If I had to describe a quality that applies to the art that I like best, I’d use the word poetic. What do I mean by poetic? The dictionary defines it as “having an imaginative or sensitively emotional style of expression” and that’s a fine beginning. However I also see it as a juxtaposition of economy and extravagance. Information, both visual and metaphorical, is reduced to only what is needed in order to open the work for interpretation. Along with this economy, however, the artist must imbue the work with richness and intensity. This can be performed with an explosion of ornamentation, form, marks, materials or even emptiness. The key is both revelation and mystery, an authenticity not burdened with elucidation. The desire to create this quality of expression imbues all of my studio production and serves my conceptual concerns. I am interested in exploring people’s wounds and desires and how those things shape individual personalities and relationships with others and the world. I am interested in the perverse and the redemptive, the forlorn and the transcendent the way that each person’s life is at once a comedy and a tragedy. I explore these issues through ideas about the body, language and narrative.
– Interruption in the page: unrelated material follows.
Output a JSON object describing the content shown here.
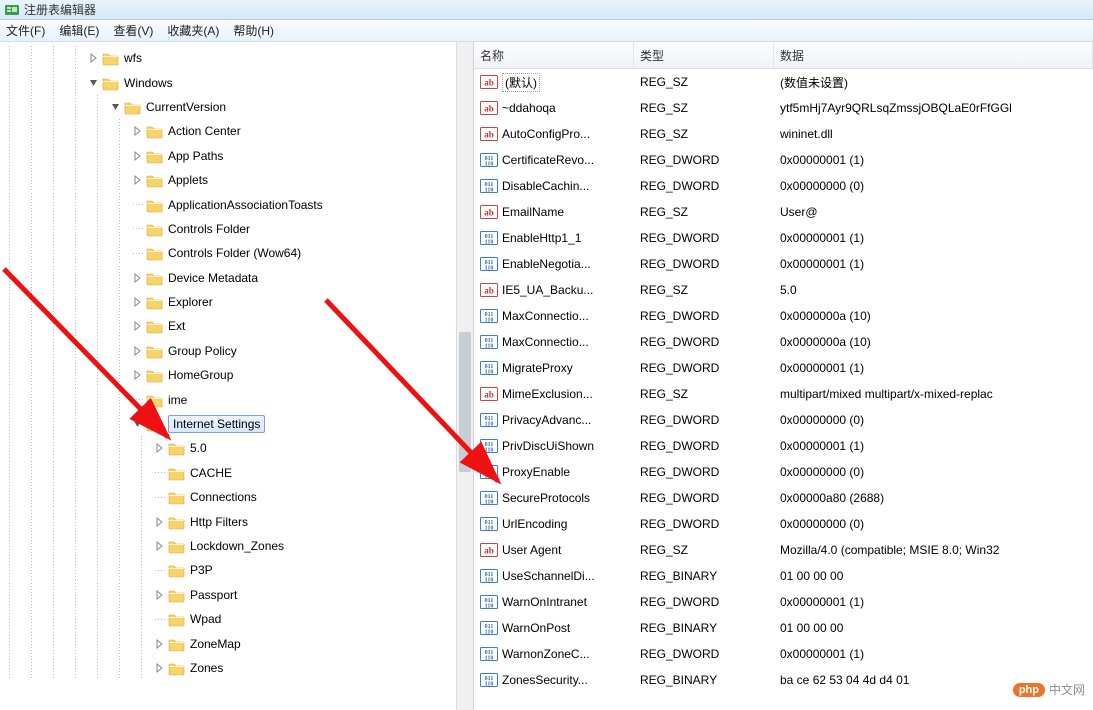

I view learning as a cooperative effort between instructor and student, I approach each class with flexibility and aim for responsiveness. My goal as I design my courses is to help our students develop in a number of ways as they progress from lower level to advanced coursework. First, I want them to acquire some basic skills, and more importantly understand the process of skill acquisition. Most contemporary artists learn how to use new processes as needed to work in a variety of media whatever is necessary to their specific vision. Secondly, they must learn the critical skills and language to evaluate and interpret artwork, both their own and that of others. Thirdly, they must learn about what is going on in the contemporary art world and learn professional practices that will help them forward their careers. The final, and I believe most important thing that these young artists must do is to discover their own artistic voice and learn to express it authentically.